- **Exercise requirements**:
Please show every line in the entries below that includes the word "icon".

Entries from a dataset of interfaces
--- --- ---

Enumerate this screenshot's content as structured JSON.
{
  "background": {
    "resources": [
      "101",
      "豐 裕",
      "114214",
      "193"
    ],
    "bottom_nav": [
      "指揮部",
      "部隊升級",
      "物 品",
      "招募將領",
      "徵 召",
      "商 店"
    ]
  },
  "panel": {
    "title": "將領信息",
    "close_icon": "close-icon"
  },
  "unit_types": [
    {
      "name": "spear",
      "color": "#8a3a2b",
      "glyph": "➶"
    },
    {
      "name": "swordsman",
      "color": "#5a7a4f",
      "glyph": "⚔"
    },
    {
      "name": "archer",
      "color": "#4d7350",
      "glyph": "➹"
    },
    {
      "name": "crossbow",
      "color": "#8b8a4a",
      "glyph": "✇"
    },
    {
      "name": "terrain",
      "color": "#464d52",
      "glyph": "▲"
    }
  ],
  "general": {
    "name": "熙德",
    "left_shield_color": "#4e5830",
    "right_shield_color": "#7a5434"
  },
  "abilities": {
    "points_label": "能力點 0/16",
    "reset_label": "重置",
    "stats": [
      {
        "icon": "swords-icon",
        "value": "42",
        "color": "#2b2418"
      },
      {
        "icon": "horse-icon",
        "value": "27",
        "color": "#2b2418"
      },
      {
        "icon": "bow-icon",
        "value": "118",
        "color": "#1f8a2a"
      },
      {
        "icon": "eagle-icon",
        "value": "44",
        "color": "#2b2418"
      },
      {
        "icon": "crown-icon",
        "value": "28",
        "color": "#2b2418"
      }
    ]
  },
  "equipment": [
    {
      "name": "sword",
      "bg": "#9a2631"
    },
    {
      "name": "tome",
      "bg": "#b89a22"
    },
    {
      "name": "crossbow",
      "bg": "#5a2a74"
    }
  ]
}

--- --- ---

- **Completed exercise**:
    "close_icon": "close-icon"
        "icon": "swords-icon",
        "icon": "horse-icon",
        "icon": "bow-icon",
        "icon": "eagle-icon",
        "icon": "crown-icon",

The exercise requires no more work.